(Input data Opens)
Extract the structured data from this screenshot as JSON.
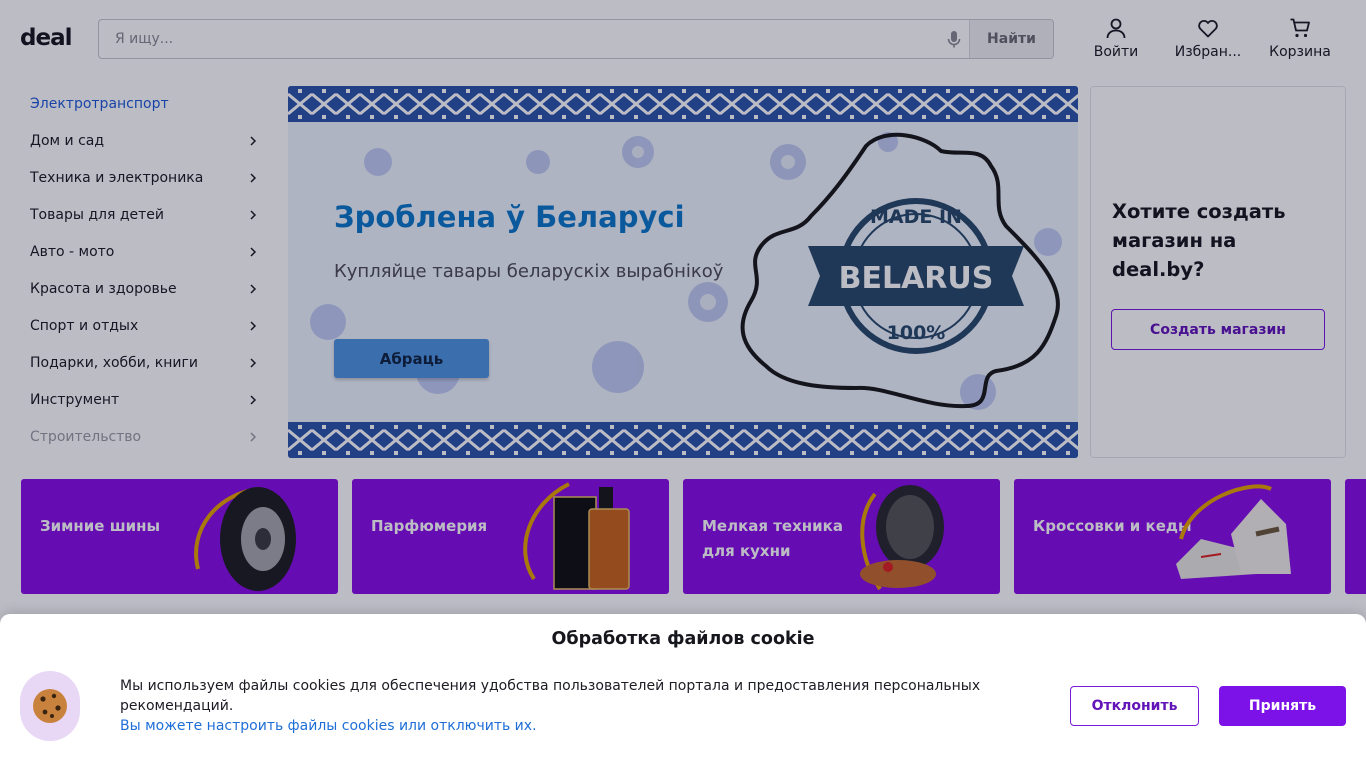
{
  "header": {
    "logo": "deal",
    "search": {
      "placeholder": "Я ищу...",
      "button": "Найти"
    },
    "actions": [
      {
        "label": "Войти",
        "icon": "user-icon"
      },
      {
        "label": "Избран...",
        "icon": "heart-icon"
      },
      {
        "label": "Корзина",
        "icon": "cart-icon"
      }
    ]
  },
  "sidebar": {
    "items": [
      {
        "label": "Электротранспорт",
        "has_arrow": false,
        "state": "highlighted"
      },
      {
        "label": "Дом и сад",
        "has_arrow": true
      },
      {
        "label": "Техника и электроника",
        "has_arrow": true
      },
      {
        "label": "Товары для детей",
        "has_arrow": true
      },
      {
        "label": "Авто - мото",
        "has_arrow": true
      },
      {
        "label": "Красота и здоровье",
        "has_arrow": true
      },
      {
        "label": "Спорт и отдых",
        "has_arrow": true
      },
      {
        "label": "Подарки, хобби, книги",
        "has_arrow": true
      },
      {
        "label": "Инструмент",
        "has_arrow": true
      },
      {
        "label": "Строительство",
        "has_arrow": true,
        "state": "faded"
      }
    ]
  },
  "banner": {
    "title": "Зроблена ў Беларусі",
    "subtitle": "Купляйце тавары беларускіх вырабнікоў",
    "button": "Абраць",
    "badge": {
      "top": "MADE IN",
      "middle": "BELARUS",
      "bottom": "100%"
    }
  },
  "promo_card": {
    "title": "Хотите создать магазин на deal.by?",
    "button": "Создать магазин"
  },
  "tiles": [
    {
      "label": "Зимние шины",
      "image": "tire"
    },
    {
      "label": "Парфюмерия",
      "image": "perfume"
    },
    {
      "label": "Мелкая техника для кухни",
      "image": "waffle-maker"
    },
    {
      "label": "Кроссовки и кеды",
      "image": "sneakers"
    }
  ],
  "cookie": {
    "title": "Обработка файлов cookie",
    "text": "Мы используем файлы cookies для обеспечения удобства пользователей портала и предоставления персональных рекомендаций.",
    "link": "Вы можете настроить файлы cookies или отключить их.",
    "decline": "Отклонить",
    "accept": "Принять"
  },
  "colors": {
    "brand": "#7c11e8",
    "tile_bg": "#8a0fe6",
    "link": "#1e6ed8",
    "banner_blue": "#0d78c8",
    "overlay": "rgba(8, 8, 40, 0.27)"
  }
}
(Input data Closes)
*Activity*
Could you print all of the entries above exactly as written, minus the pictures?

*Result*
Extract the structured data from this screenshot as JSON.
{
  "header": {
    "logo": "deal",
    "search": {
      "placeholder": "Я ищу...",
      "button": "Найти"
    },
    "actions": [
      {
        "label": "Войти",
        "icon": "user-icon"
      },
      {
        "label": "Избран...",
        "icon": "heart-icon"
      },
      {
        "label": "Корзина",
        "icon": "cart-icon"
      }
    ]
  },
  "sidebar": {
    "items": [
      {
        "label": "Электротранспорт",
        "has_arrow": false,
        "state": "highlighted"
      },
      {
        "label": "Дом и сад",
        "has_arrow": true
      },
      {
        "label": "Техника и электроника",
        "has_arrow": true
      },
      {
        "label": "Товары для детей",
        "has_arrow": true
      },
      {
        "label": "Авто - мото",
        "has_arrow": true
      },
      {
        "label": "Красота и здоровье",
        "has_arrow": true
      },
      {
        "label": "Спорт и отдых",
        "has_arrow": true
      },
      {
        "label": "Подарки, хобби, книги",
        "has_arrow": true
      },
      {
        "label": "Инструмент",
        "has_arrow": true
      },
      {
        "label": "Строительство",
        "has_arrow": true,
        "state": "faded"
      }
    ]
  },
  "banner": {
    "title": "Зроблена ў Беларусі",
    "subtitle": "Купляйце тавары беларускіх вырабнікоў",
    "button": "Абраць",
    "badge": {
      "top": "MADE IN",
      "middle": "BELARUS",
      "bottom": "100%"
    }
  },
  "promo_card": {
    "title": "Хотите создать магазин на deal.by?",
    "button": "Создать магазин"
  },
  "tiles": [
    {
      "label": "Зимние шины",
      "image": "tire"
    },
    {
      "label": "Парфюмерия",
      "image": "perfume"
    },
    {
      "label": "Мелкая техника для кухни",
      "image": "waffle-maker"
    },
    {
      "label": "Кроссовки и кеды",
      "image": "sneakers"
    }
  ],
  "cookie": {
    "title": "Обработка файлов cookie",
    "text": "Мы используем файлы cookies для обеспечения удобства пользователей портала и предоставления персональных рекомендаций.",
    "link": "Вы можете настроить файлы cookies или отключить их.",
    "decline": "Отклонить",
    "accept": "Принять"
  },
  "colors": {
    "brand": "#7c11e8",
    "tile_bg": "#8a0fe6",
    "link": "#1e6ed8",
    "banner_blue": "#0d78c8",
    "overlay": "rgba(8, 8, 40, 0.27)"
  }
}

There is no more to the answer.